When people emphasize that the temperature is hot "in the shade," it invokes a certain amount of rage in people who have a baseline knowledge of weather. All temperatures recorded at well-placed weather stations are in the shade, and for good reason: the "shade temperature" is the actual air temperature. For the most part, the air is no warmer in the shade than it is out in the open. It feels warmer in direct sunlight because the sun is warming up your skin and your clothes. The same goes for thermometers. When direct sunlight shines on a thermometer, it artificially inflates the temperature 30 or more degrees higher than it really is.

That "for the most part" qualifier is key. If you stand in a parking lot in the middle of the afternoon, the air is going to be hotter where you're standing than it is if you stood 30 feet away on the grass.
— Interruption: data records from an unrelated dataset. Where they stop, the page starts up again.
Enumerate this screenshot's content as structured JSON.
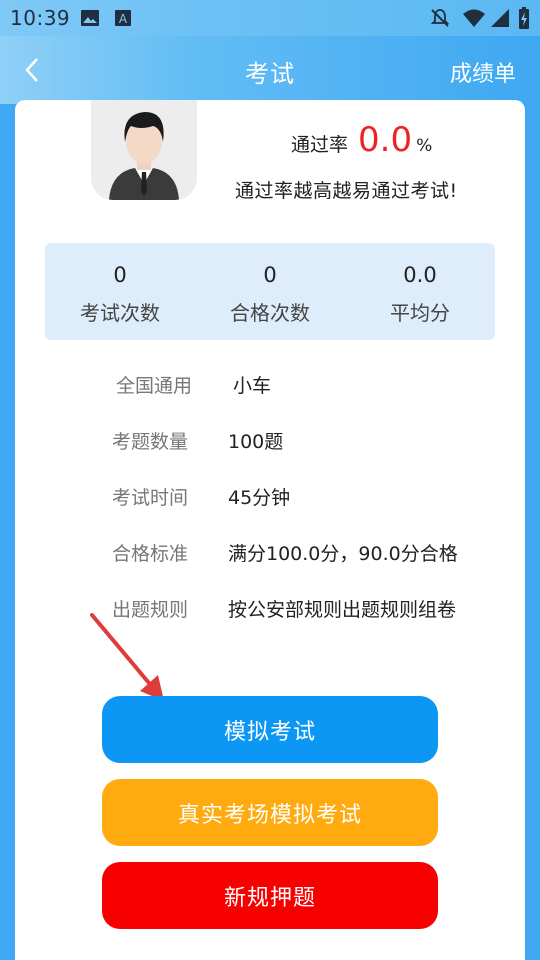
{
  "status_bar": {
    "time": "10:39",
    "icons": [
      "image-icon",
      "text-a-icon",
      "mute-bell-icon",
      "wifi-icon",
      "signal-icon",
      "battery-charging-icon"
    ]
  },
  "header": {
    "back_icon": "chevron-left-icon",
    "title": "考试",
    "right_label": "成绩单"
  },
  "profile": {
    "avatar_icon": "user-avatar",
    "pass_rate_label": "通过率",
    "pass_rate_value": "0.0",
    "pass_rate_unit": "%",
    "hint": "通过率越高越易通过考试!"
  },
  "stats": [
    {
      "value": "0",
      "label": "考试次数"
    },
    {
      "value": "0",
      "label": "合格次数"
    },
    {
      "value": "0.0",
      "label": "平均分"
    }
  ],
  "info": [
    {
      "key": "全国通用",
      "value": "小车"
    },
    {
      "key": "考题数量",
      "value": "100题"
    },
    {
      "key": "考试时间",
      "value": "45分钟"
    },
    {
      "key": "合格标准",
      "value": "满分100.0分，90.0分合格"
    },
    {
      "key": "出题规则",
      "value": "按公安部规则出题规则组卷"
    }
  ],
  "buttons": {
    "mock_exam": "模拟考试",
    "real_exam": "真实考场模拟考试",
    "new_rules": "新规押题"
  },
  "colors": {
    "header_blue": "#3ea8f2",
    "pass_rate_red": "#ee2222",
    "btn_blue": "#0d97f5",
    "btn_orange": "#ffab0f",
    "btn_red": "#f70000",
    "stats_bg": "#deedfb"
  }
}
The air over the grass more accurately reflects the actual air temperature than the air over the pavement because of conduction; the sunlight is heating up the pavement faster than it's heating up the grass, which in turn warms the air just above it through conduction.

Official weather stations across the world follow strict standards that require their placement on a grassy surface away from pavement or buildings or trees or any other obstruction that could affect the station's exposure to wind, precipitation, and actual environmental temperatures.

The next time you're near any business that has a temperature readout on an electronic display, look around for the thermometer (it usually looks like a white plastic cylinder with horizontal slits in it). The thermometers businesses use are usually on the roof of the building near the front door or on the signpost itself near the street. A great example is in the image at the top of this post — the thermometer is hanging off the left side of the post to the left of the "ATM" sign.

The poor placement of these thermometers leads to an inaccurate reading. The thermometers can read between 5 and 15 degrees hotter than the actual air temperature because they're being influenced by the heat of everything beneath and around them such as the roof or the parking lot. In the picture at the top of this post, the 102°F reading is wrong because it's being influenced by the heat coming off of the hot metal plating on the sign.

The next time you see a bank say it's 97°F out, it's probably not unless you're lying on its roof, in which case you have bigger problems than worrying about an inaccurate temperature reading.

[Image via AP]